Page and application data records:
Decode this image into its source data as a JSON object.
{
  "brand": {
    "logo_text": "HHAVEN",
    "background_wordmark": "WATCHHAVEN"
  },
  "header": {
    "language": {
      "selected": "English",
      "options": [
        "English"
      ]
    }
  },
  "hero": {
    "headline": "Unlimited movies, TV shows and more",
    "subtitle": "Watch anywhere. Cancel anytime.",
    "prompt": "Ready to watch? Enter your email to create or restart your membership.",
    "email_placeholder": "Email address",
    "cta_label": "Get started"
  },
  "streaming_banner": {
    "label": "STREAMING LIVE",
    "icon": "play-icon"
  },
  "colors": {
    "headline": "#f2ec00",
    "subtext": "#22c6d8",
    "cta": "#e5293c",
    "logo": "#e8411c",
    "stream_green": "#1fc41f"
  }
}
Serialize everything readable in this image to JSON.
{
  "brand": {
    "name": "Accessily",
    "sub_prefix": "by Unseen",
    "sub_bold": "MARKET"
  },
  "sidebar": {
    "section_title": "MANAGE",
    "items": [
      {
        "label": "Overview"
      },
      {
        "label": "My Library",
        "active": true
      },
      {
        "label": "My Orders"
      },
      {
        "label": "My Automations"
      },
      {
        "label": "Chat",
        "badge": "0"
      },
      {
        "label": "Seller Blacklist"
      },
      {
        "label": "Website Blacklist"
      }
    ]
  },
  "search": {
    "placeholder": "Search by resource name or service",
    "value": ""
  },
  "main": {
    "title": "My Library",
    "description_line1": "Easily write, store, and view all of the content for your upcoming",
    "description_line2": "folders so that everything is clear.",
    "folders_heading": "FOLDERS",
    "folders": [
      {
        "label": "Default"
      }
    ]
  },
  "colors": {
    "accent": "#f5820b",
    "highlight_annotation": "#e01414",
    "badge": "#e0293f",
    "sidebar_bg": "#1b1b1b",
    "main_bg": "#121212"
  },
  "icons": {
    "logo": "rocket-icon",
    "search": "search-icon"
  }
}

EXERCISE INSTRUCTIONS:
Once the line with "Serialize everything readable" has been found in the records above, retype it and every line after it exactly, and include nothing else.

RESULT OF THIS TASK:
Serialize everything readable in this image to JSON.
{
  "brand": {
    "name": "Accessily",
    "sub_prefix": "by Unseen",
    "sub_bold": "MARKET"
  },
  "sidebar": {
    "section_title": "MANAGE",
    "items": [
      {
        "label": "Overview"
      },
      {
        "label": "My Library",
        "active": true
      },
      {
        "label": "My Orders"
      },
      {
        "label": "My Automations"
      },
      {
        "label": "Chat",
        "badge": "0"
      },
      {
        "label": "Seller Blacklist"
      },
      {
        "label": "Website Blacklist"
      }
    ]
  },
  "search": {
    "placeholder": "Search by resource name or service",
    "value": ""
  },
  "main": {
    "title": "My Library",
    "description_line1": "Easily write, store, and view all of the content for your upcoming",
    "description_line2": "folders so that everything is clear.",
    "folders_heading": "FOLDERS",
    "folders": [
      {
        "label": "Default"
      }
    ]
  },
  "colors": {
    "accent": "#f5820b",
    "highlight_annotation": "#e01414",
    "badge": "#e0293f",
    "sidebar_bg": "#1b1b1b",
    "main_bg": "#121212"
  },
  "icons": {
    "logo": "rocket-icon",
    "search": "search-icon"
  }
}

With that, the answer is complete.